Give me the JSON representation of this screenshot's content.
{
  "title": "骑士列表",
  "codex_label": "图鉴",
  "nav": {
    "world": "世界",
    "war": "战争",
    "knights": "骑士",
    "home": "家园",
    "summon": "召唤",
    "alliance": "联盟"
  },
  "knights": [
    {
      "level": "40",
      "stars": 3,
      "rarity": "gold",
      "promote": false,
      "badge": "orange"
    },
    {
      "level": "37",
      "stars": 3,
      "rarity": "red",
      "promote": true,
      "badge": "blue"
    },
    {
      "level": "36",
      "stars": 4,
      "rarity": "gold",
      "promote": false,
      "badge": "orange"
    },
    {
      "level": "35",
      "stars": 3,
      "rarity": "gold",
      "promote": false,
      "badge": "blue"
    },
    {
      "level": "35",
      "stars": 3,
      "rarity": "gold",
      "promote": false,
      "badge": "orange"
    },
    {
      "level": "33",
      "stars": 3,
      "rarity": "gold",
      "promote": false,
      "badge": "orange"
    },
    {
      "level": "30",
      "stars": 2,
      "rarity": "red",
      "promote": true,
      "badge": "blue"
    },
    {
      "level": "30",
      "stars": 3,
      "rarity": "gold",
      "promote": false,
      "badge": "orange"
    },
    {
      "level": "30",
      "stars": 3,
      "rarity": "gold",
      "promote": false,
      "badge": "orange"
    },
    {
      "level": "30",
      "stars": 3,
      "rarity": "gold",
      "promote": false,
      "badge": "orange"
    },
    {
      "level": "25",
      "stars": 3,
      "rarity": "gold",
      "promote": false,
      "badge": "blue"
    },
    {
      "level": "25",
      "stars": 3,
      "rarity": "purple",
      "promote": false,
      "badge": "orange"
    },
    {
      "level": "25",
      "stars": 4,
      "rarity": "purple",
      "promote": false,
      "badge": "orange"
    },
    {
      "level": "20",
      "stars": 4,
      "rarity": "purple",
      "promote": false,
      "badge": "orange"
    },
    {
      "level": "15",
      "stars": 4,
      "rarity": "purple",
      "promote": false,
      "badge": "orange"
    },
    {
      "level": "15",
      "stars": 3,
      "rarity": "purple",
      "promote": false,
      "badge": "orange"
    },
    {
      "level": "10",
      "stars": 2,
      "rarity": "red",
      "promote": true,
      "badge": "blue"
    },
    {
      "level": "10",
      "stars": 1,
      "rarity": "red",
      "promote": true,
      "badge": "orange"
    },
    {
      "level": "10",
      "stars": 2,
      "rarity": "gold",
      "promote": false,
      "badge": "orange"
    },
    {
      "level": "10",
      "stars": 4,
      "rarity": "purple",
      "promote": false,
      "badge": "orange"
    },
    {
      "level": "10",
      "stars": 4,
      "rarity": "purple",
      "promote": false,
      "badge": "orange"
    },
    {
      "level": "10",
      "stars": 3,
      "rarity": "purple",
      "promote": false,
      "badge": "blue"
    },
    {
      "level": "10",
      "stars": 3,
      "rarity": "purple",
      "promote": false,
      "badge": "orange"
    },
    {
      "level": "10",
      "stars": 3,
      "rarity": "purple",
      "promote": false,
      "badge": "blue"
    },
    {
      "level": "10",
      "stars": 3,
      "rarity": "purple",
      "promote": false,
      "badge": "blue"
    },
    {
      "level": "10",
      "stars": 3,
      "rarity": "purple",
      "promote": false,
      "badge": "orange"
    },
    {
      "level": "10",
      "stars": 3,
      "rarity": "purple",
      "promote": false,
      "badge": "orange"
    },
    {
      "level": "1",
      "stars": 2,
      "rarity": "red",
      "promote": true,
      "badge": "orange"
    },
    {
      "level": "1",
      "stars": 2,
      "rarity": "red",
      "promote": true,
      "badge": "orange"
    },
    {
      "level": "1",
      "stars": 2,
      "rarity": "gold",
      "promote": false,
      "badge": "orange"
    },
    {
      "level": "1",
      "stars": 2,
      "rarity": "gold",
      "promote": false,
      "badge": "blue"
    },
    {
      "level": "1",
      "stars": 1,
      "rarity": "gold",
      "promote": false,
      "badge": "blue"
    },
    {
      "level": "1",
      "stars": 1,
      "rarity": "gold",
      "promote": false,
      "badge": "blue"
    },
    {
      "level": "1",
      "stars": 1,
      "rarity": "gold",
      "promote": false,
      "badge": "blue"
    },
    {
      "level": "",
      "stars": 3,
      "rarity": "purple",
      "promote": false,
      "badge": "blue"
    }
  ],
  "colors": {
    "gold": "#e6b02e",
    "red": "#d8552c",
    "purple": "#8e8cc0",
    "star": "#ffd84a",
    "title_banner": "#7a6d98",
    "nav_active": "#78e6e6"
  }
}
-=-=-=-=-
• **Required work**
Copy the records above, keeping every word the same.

• **Completed exercise**
Give me the JSON representation of this screenshot's content.
{
  "title": "骑士列表",
  "codex_label": "图鉴",
  "nav": {
    "world": "世界",
    "war": "战争",
    "knights": "骑士",
    "home": "家园",
    "summon": "召唤",
    "alliance": "联盟"
  },
  "knights": [
    {
      "level": "40",
      "stars": 3,
      "rarity": "gold",
      "promote": false,
      "badge": "orange"
    },
    {
      "level": "37",
      "stars": 3,
      "rarity": "red",
      "promote": true,
      "badge": "blue"
    },
    {
      "level": "36",
      "stars": 4,
      "rarity": "gold",
      "promote": false,
      "badge": "orange"
    },
    {
      "level": "35",
      "stars": 3,
      "rarity": "gold",
      "promote": false,
      "badge": "blue"
    },
    {
      "level": "35",
      "stars": 3,
      "rarity": "gold",
      "promote": false,
      "badge": "orange"
    },
    {
      "level": "33",
      "stars": 3,
      "rarity": "gold",
      "promote": false,
      "badge": "orange"
    },
    {
      "level": "30",
      "stars": 2,
      "rarity": "red",
      "promote": true,
      "badge": "blue"
    },
    {
      "level": "30",
      "stars": 3,
      "rarity": "gold",
      "promote": false,
      "badge": "orange"
    },
    {
      "level": "30",
      "stars": 3,
      "rarity": "gold",
      "promote": false,
      "badge": "orange"
    },
    {
      "level": "30",
      "stars": 3,
      "rarity": "gold",
      "promote": false,
      "badge": "orange"
    },
    {
      "level": "25",
      "stars": 3,
      "rarity": "gold",
      "promote": false,
      "badge": "blue"
    },
    {
      "level": "25",
      "stars": 3,
      "rarity": "purple",
      "promote": false,
      "badge": "orange"
    },
    {
      "level": "25",
      "stars": 4,
      "rarity": "purple",
      "promote": false,
      "badge": "orange"
    },
    {
      "level": "20",
      "stars": 4,
      "rarity": "purple",
      "promote": false,
      "badge": "orange"
    },
    {
      "level": "15",
      "stars": 4,
      "rarity": "purple",
      "promote": false,
      "badge": "orange"
    },
    {
      "level": "15",
      "stars": 3,
      "rarity": "purple",
      "promote": false,
      "badge": "orange"
    },
    {
      "level": "10",
      "stars": 2,
      "rarity": "red",
      "promote": true,
      "badge": "blue"
    },
    {
      "level": "10",
      "stars": 1,
      "rarity": "red",
      "promote": true,
      "badge": "orange"
    },
    {
      "level": "10",
      "stars": 2,
      "rarity": "gold",
      "promote": false,
      "badge": "orange"
    },
    {
      "level": "10",
      "stars": 4,
      "rarity": "purple",
      "promote": false,
      "badge": "orange"
    },
    {
      "level": "10",
      "stars": 4,
      "rarity": "purple",
      "promote": false,
      "badge": "orange"
    },
    {
      "level": "10",
      "stars": 3,
      "rarity": "purple",
      "promote": false,
      "badge": "blue"
    },
    {
      "level": "10",
      "stars": 3,
      "rarity": "purple",
      "promote": false,
      "badge": "orange"
    },
    {
      "level": "10",
      "stars": 3,
      "rarity": "purple",
      "promote": false,
      "badge": "blue"
    },
    {
      "level": "10",
      "stars": 3,
      "rarity": "purple",
      "promote": false,
      "badge": "blue"
    },
    {
      "level": "10",
      "stars": 3,
      "rarity": "purple",
      "promote": false,
      "badge": "orange"
    },
    {
      "level": "10",
      "stars": 3,
      "rarity": "purple",
      "promote": false,
      "badge": "orange"
    },
    {
      "level": "1",
      "stars": 2,
      "rarity": "red",
      "promote": true,
      "badge": "orange"
    },
    {
      "level": "1",
      "stars": 2,
      "rarity": "red",
      "promote": true,
      "badge": "orange"
    },
    {
      "level": "1",
      "stars": 2,
      "rarity": "gold",
      "promote": false,
      "badge": "orange"
    },
    {
      "level": "1",
      "stars": 2,
      "rarity": "gold",
      "promote": false,
      "badge": "blue"
    },
    {
      "level": "1",
      "stars": 1,
      "rarity": "gold",
      "promote": false,
      "badge": "blue"
    },
    {
      "level": "1",
      "stars": 1,
      "rarity": "gold",
      "promote": false,
      "badge": "blue"
    },
    {
      "level": "1",
      "stars": 1,
      "rarity": "gold",
      "promote": false,
      "badge": "blue"
    },
    {
      "level": "",
      "stars": 3,
      "rarity": "purple",
      "promote": false,
      "badge": "blue"
    }
  ],
  "colors": {
    "gold": "#e6b02e",
    "red": "#d8552c",
    "purple": "#8e8cc0",
    "star": "#ffd84a",
    "title_banner": "#7a6d98",
    "nav_active": "#78e6e6"
  }
}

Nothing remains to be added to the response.